We’ve been saying it for more than six months. Now our lawyers have spelt it out for the benefit of the Council.
The consultation period for the Draft Statement of Community Involvement ended this week. This document, when finalised, will set out the rules governing what say residents will have, firstly, in the Review of our Local Plan, and secondly, in the ongoing consideration of Planning Applications through the next few years.
The Council’s Draft Statement contains a number of escape clauses, allowing them considerable freedom to decide whether to consult properly with residents or not. One clause (para 3.10) actually excludes any discussion of the methodologies the Council will use to generate the housing targets and all the other numbers they will calculate.
What that means is that any consultation will be largely meaningless. “Here are the numbers,” they would be saying, “and we will not entertain any questions about them.” Roll on a minimum of 8000 dwellings over the next twenty years, as they said in the document they were so cross about when it was “leaked” to us. (It should never have been kept secret in the first place.)
So we sought legal opinion. (Thanks to all those who helped pay for it by contributing to the Fighting Fund.) The legal position is as follows:
The Draft Statement of Community Involvement does not go far enough to satisfy the requirements of the relevant legislation and guidance for community involvement
* Consultation must (not “may”) be undertaken at a time when proposals are still at a formative stage
* Consultation must (not “may”) include sufficient reasons for particular proposals to allow those consulted to give intelligent consideration and an intelligent response
* Adequate time must (not “may”) be given for this purpose
* The product of consultation (including the current consultation on the Draft Statement of Community Involvement) must (not “may”) be conscientiously taken into account when the ultimate decision is taken.
That means residents are entitled to be consulted from the earliest stages of the Review of our Local Plan.
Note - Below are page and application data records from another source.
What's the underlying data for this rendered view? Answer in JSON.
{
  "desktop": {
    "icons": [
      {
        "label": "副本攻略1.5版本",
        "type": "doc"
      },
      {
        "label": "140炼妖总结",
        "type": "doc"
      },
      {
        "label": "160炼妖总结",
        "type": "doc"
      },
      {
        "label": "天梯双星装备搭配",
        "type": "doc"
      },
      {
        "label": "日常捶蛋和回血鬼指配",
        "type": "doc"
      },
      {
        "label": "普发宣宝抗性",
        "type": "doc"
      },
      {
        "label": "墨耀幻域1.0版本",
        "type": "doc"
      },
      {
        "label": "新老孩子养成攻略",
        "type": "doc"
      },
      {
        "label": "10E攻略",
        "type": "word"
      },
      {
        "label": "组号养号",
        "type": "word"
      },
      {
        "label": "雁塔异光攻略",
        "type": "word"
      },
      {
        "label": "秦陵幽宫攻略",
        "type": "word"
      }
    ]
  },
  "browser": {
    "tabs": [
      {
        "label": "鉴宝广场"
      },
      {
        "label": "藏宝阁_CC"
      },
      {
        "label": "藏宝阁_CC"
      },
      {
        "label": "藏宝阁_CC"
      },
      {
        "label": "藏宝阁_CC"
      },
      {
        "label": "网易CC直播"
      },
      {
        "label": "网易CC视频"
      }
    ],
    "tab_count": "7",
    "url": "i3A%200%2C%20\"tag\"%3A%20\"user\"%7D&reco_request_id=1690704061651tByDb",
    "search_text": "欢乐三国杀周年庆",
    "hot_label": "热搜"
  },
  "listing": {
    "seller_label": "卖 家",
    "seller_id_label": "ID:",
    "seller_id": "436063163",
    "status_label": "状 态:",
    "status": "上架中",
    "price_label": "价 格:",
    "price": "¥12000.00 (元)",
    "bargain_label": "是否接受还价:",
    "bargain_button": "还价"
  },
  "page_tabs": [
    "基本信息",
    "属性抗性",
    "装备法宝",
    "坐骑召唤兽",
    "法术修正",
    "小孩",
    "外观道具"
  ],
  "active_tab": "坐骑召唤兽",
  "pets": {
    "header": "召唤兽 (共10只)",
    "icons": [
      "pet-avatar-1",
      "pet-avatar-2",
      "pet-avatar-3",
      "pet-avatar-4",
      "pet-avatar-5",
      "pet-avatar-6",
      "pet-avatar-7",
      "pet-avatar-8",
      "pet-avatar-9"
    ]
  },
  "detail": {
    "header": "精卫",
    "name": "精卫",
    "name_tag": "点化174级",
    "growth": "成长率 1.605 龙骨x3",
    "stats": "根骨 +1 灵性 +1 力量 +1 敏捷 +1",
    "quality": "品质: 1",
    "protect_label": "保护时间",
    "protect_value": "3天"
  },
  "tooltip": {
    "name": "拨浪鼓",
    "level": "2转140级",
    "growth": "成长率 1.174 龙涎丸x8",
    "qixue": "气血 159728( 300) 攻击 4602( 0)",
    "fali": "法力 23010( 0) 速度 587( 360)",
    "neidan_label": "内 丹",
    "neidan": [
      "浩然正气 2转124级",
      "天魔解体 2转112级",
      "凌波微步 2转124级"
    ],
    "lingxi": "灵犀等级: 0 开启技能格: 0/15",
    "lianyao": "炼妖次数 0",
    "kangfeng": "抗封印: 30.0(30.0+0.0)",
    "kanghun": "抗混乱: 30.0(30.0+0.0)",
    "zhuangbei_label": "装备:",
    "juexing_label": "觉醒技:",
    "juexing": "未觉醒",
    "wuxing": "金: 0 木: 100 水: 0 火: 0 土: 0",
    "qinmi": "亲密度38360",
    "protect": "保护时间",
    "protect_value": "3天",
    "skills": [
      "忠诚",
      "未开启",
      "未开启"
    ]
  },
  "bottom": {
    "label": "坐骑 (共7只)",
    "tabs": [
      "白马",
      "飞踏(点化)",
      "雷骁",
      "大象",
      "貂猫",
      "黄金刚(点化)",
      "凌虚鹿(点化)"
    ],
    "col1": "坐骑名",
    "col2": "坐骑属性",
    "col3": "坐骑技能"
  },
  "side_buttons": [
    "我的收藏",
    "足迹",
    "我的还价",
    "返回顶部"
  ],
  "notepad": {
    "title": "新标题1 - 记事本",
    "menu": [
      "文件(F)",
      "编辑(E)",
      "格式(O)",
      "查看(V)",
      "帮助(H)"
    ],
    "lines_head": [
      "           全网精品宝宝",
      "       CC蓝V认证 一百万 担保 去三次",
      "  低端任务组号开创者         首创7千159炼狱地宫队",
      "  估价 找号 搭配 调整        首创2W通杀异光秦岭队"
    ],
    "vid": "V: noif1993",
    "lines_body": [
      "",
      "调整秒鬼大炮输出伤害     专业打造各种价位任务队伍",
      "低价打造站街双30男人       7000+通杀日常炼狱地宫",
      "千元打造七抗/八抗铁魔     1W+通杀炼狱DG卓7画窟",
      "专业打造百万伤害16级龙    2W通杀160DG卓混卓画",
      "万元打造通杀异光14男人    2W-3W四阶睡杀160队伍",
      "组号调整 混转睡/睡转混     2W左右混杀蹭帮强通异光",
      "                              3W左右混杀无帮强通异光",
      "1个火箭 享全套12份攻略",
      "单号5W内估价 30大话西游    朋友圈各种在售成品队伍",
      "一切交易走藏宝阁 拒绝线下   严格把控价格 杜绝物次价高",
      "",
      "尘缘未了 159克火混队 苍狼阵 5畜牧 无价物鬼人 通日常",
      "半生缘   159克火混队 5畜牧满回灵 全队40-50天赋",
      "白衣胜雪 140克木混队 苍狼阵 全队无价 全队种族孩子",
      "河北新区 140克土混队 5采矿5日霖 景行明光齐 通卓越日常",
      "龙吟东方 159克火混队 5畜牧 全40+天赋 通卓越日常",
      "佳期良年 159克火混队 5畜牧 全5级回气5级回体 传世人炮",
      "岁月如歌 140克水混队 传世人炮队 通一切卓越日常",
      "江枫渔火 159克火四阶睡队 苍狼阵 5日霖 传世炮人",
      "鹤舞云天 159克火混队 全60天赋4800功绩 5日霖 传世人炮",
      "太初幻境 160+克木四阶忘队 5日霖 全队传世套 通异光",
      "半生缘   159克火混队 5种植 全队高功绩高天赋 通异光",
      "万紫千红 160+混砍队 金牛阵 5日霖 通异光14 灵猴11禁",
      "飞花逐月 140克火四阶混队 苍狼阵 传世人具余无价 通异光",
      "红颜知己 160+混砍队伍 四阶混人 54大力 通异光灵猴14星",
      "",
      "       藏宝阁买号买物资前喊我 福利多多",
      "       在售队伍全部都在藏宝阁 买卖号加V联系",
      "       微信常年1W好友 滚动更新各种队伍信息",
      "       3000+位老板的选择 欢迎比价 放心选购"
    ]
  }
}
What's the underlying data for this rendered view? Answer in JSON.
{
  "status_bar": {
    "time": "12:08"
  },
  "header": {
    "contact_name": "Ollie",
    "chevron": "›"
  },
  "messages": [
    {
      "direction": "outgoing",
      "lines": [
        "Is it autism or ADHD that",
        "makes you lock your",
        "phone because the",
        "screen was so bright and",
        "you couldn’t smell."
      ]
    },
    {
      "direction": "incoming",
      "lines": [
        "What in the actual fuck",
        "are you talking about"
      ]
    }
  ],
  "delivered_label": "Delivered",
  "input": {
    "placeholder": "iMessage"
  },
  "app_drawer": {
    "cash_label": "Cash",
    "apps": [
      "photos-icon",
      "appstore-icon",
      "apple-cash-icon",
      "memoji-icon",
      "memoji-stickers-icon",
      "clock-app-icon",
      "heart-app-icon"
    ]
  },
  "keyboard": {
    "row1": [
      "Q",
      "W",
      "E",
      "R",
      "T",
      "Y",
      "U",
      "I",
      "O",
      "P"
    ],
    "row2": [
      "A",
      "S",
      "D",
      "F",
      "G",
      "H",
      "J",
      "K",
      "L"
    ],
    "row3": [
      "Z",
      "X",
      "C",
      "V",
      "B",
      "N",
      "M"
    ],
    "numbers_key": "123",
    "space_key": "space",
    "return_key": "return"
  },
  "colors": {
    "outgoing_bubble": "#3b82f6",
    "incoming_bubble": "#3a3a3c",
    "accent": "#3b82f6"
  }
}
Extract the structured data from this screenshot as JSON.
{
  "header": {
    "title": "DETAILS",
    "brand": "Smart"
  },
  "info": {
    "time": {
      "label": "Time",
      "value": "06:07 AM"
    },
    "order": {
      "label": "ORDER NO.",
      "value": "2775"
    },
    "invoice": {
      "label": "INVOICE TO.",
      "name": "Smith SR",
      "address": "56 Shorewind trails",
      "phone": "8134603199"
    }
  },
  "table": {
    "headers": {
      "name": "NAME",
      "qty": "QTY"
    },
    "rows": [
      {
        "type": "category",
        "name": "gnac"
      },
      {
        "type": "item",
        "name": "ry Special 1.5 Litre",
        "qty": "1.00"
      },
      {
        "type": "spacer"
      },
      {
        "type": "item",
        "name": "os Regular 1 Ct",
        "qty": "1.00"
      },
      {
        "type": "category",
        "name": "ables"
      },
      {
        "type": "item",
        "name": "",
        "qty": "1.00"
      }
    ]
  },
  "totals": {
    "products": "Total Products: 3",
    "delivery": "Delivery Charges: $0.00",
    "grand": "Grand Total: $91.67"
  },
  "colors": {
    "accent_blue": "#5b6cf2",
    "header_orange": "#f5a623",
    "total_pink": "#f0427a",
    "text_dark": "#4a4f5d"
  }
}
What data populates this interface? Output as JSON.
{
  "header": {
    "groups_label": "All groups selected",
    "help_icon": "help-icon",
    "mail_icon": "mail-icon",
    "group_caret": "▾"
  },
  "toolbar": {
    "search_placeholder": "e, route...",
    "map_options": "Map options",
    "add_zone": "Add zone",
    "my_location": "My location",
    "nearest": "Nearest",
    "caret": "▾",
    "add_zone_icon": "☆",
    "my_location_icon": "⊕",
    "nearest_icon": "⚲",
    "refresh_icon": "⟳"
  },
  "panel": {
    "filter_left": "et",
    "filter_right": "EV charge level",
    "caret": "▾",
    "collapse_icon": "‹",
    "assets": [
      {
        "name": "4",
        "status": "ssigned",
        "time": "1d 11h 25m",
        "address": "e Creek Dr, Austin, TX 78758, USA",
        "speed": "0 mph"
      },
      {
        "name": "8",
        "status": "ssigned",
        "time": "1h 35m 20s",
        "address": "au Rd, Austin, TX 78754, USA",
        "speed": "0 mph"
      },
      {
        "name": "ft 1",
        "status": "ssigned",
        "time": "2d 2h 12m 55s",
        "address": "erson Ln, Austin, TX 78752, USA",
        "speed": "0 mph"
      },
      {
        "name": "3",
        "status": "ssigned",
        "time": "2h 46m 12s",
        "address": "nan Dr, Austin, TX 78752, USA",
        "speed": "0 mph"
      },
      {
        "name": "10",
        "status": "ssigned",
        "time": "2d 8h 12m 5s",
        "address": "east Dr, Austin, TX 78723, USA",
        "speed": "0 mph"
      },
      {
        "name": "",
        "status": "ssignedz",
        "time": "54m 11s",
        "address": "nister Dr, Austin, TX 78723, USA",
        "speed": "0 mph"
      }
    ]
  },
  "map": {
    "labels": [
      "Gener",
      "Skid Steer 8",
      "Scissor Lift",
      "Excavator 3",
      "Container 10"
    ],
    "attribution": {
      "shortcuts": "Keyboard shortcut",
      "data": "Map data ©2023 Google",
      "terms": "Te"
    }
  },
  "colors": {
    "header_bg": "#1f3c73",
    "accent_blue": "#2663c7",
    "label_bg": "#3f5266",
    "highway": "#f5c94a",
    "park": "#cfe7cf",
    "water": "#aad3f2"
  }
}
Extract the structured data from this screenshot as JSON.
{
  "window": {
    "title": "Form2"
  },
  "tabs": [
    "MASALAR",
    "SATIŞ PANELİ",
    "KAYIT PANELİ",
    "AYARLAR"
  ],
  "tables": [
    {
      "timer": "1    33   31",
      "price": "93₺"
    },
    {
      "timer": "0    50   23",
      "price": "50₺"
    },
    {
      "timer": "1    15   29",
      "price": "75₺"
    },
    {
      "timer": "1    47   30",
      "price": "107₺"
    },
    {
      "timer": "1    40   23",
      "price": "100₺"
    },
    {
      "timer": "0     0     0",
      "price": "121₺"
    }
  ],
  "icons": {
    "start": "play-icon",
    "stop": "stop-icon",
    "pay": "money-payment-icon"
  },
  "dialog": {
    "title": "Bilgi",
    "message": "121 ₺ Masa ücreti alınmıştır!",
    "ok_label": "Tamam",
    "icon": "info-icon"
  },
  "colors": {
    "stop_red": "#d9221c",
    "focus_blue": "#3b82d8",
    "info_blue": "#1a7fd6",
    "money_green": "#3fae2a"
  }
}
And that also means that the final version of the Draft Statement of Community Involvement could be challenged in court if it does not measure up to the requirements of the law.
The meaning of the word “consultation” is set out in detail, quoting from judgements from the High Court all the way to the House of Lords, now the Supreme Court.
That legal definition of “consultation” is somewhat different from what the word has come to mean in Spelthorne. It specifically does not mean politely thanking residents for their comments, and then, just as politely, ignoring them.
There are any number of Spelthorne residents with direct experience of the planning process and associated disciplines, who are well able and willing to contribute valuable expertise to the process of a Local Plan Review. Surely the end product of such a process – properly involving residents – would be something valuable?
It would provide full democratic legitimacy when the Local Plan is challenged by developers, as it inevitably will be over time. After all, the Local Plan should be for and about the residents of Spelthorne. We are the ones who will have to bear the consequences.
One wonders what the Council are so afraid of.
Keep Kempton Green